Exhibition Dates: August 10, 2018 – February 28, 2019
In 1973, a weathered man who looked like an old seaman walked into the Photography Department in Arlan’s Department Store on Brooks Street in New Bedford. The man wanted to sell glass slides/original photographs he took and negotiated the images with the manager for $25. David Baker, who was 17 at the time and worked in the Photo Department, lamented the fact that he didn’t have the $25 to buy the beautiful glass plates. Shortly after, the man came back in with another box of slides and David purchased this box for $25.
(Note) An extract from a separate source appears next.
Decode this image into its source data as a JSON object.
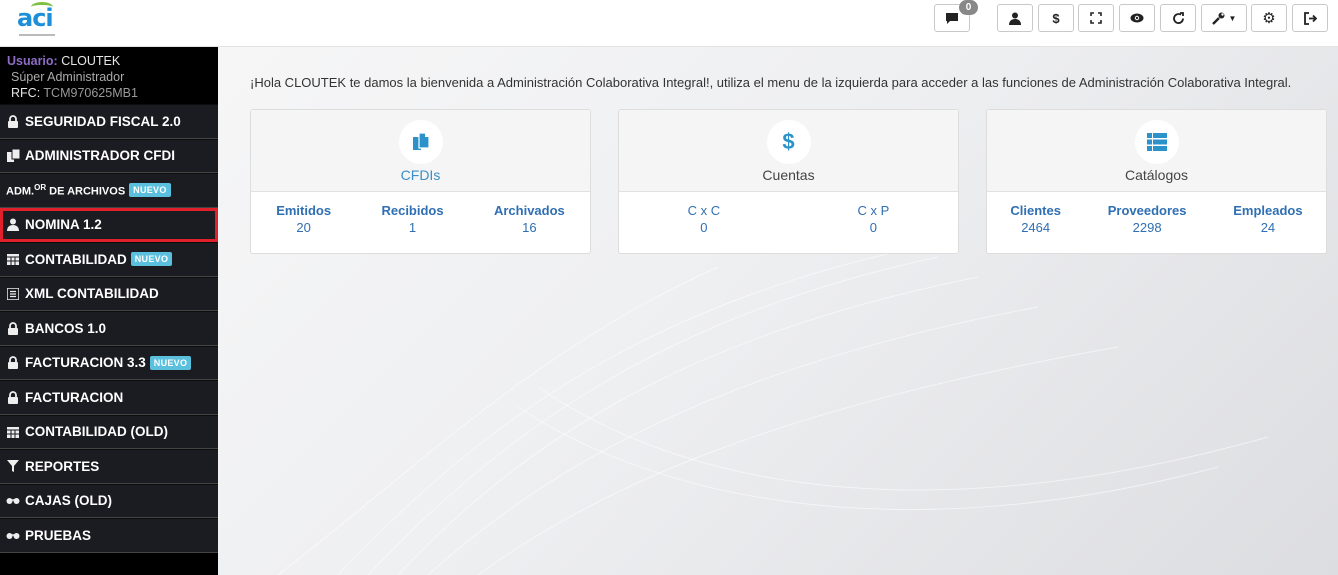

Not too long after, David worked in the Photography Department at Zayre’s. The old man somehow found David and asked him if he wanted to buy an additional box of slides for $25. David agreed. As he was waiting for the man to come back in, he heard a loud crash. When he went to see what happened, the man told him that when he tried to show the slides to another Zayre’s employee, he dropped the box and some of the slides broke. The man told David he’d now be willing to sell them for $10.
David kept the boxes of slides until he moved out of New Bedford. He donated them to the New Bedford Whaling Museum in 2003 so they could be in a place where they’d be appreciated and would not suffer further damage. Fifteen years after his donation, a photograph from the collection caught the eye of Michael Lapides, the museum’s Director of Digital Initiatives. He forwarded the photograph to the museum’s Curator of Social History, Akeia Benard. They then rediscovered this unique and rich collection in its entirety.
Unlike other photographs of colonial Africa from this era, Sowle’s images beautifully depict individuals engaging in daily life and interactions, with no hint of ethnocentrism or stereotyping.
The glass slides are camera originals from photographs taken by Frederick Sowle while on the schooner Clara L. Sparks in 1899. He was likely the old man who sold the slides to David—he would have been in his 90s at the time. While some of the photographs are from Cape Verde, a frequent stop for whaling crews, many of the photographs are from Senegal on the African continent, a rarely documented or photographed excursion at this time. Unlike other photographs of colonial Africa from this era, Sowle’s images beautifully depict individuals engaging in daily life and interactions, with no hint of ethnocentrism or stereotyping. He photographed mothers, children, kings, the marketplace, laborers, and beggars—all captured with a sense of dignity and humanity and sometimes humor and light-heartedness. Many of the slides were beautifully hand painted by S.H. McLoughlin a colorist in Boston. The images are truly representative of New Bedford residents who had the rare experience of global travel in the nineteenth century. Like those who would have originally viewed Sowle’s slides upon his return to New Bedford, visitors to this exhibition could explore the landscapes and people of Senegal and Cape Verde as Sowle saw them in 1899.